Hart, director of the Arts Entrepreneurship program in Meadows, wanted to teach his students the power of the pitch. So, inspired by Kyle MacDonald’s “One Red Paperclip” experiment, he came up with his own version and dubbed it “The Marble Game.”
“A marble has no obvious utilitarian use,” said Hart. “The idea is that they essentially create something out of nothing.”
He said that the game is designed to teach students how to develop an effective pitch, selling not their product, but the story behind it.
“Your story will enable you to sell your idea. One story is what differentiates you from everyone else,” said Hart.
Hart has been heading up the Arts Entrepreneurship program for a little over two and a half years. He recently won the USASBE Spark! competition for his game called “speed dating market feedback,” and his team of three won best workshop at the USASBE conference for their “legal issues for arts entrepreneurs” workshop. His Attracting Capital class, home of the “marble game,” is required for both the arts management and the arts entrepreneurship minors.
Lankford said their pitch honed in on the charitable and competitive aspects of their project, telling their potential donors that the team bringing in the most money got an “A” on the project and that all of the donations would go to a good cause.
Hart let his students choose which charity they would dedicate the spoils of their endeavor to. At the suggestion of sophomore Devon Molly Briggs, they selected the All Stars Project of Dallas, a branch of the national non-profit entity, the All Stars Project.
“I just wanted to [give back] because I had such a great experience with them, and I know they’re new to Dallas, and so maybe giving them this little extra bit of money and resources would help them grow and be able to touch more kids’ lives,” said Briggs.
The All Stars Project focuses on providing underprivileged youth with cultural enrichment by hosting creative classes, sponsoring trips to exhibits and shows, and facilitating discussions about issues like race and socio-economics.
The intersection of SMU and the All Stars Project of Dallas began back in late 2013 when SMU dance major, Kelly Zitka, who will graduate this semester, pitched her idea for an Engaged Learning project and got $2,500 to start the SMU All Stars.
Antoine Joyce, senior program manager and development officer of the All Stars Project of Dallas, said that they started with some small classes where SMU students would teach kids subjects like dance and music. Then they began to offer more cultural experiences to the All Stars students, taking them to listen to some of Nelson Mandela’s speeches, visiting the Helen Suzman exhibit, and taking students to plays like SMU’s recent show, “Sparrow.”
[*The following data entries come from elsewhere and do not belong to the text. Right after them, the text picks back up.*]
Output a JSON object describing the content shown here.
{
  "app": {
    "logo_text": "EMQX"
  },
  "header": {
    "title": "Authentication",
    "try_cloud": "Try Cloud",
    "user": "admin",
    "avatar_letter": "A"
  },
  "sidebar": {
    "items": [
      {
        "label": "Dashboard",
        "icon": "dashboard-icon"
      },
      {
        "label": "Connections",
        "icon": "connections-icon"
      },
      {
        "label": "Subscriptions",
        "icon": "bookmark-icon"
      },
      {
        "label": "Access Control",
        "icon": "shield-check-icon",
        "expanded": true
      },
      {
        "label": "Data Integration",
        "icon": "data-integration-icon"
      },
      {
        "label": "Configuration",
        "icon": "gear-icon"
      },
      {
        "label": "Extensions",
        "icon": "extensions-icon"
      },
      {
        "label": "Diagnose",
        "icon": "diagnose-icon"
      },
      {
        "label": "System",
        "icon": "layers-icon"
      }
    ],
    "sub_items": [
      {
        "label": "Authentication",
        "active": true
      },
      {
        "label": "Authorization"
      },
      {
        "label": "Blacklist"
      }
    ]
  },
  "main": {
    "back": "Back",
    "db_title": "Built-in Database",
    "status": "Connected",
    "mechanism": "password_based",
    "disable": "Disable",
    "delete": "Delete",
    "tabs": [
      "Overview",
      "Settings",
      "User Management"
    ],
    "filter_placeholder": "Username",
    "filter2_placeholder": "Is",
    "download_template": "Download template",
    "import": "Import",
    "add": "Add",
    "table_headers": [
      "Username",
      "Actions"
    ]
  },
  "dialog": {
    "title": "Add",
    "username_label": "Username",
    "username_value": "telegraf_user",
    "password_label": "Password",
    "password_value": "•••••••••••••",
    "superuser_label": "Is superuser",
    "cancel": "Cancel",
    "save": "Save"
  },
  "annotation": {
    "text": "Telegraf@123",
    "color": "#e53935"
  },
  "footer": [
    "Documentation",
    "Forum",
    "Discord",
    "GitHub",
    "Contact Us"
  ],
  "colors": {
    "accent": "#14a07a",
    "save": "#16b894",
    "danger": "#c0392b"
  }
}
“We bring kids from the All Stars and from SMU to have these cultural experiences together,” said Joyce.
All of this culminated in the “Building Bridges Talent Show,” in November of last year. SMU students and All Stars students collaborated to put together acts for the showcase. One of the acts involved an All Stars student doing a dance to beatboxed EDM music from an SMU student.
“I think my favorite part of working with the kids is seeing how much heart they have,” said Briggs. “It’s amazing to see kids who maybe don’t come from very much having so much heart to just express themselves.”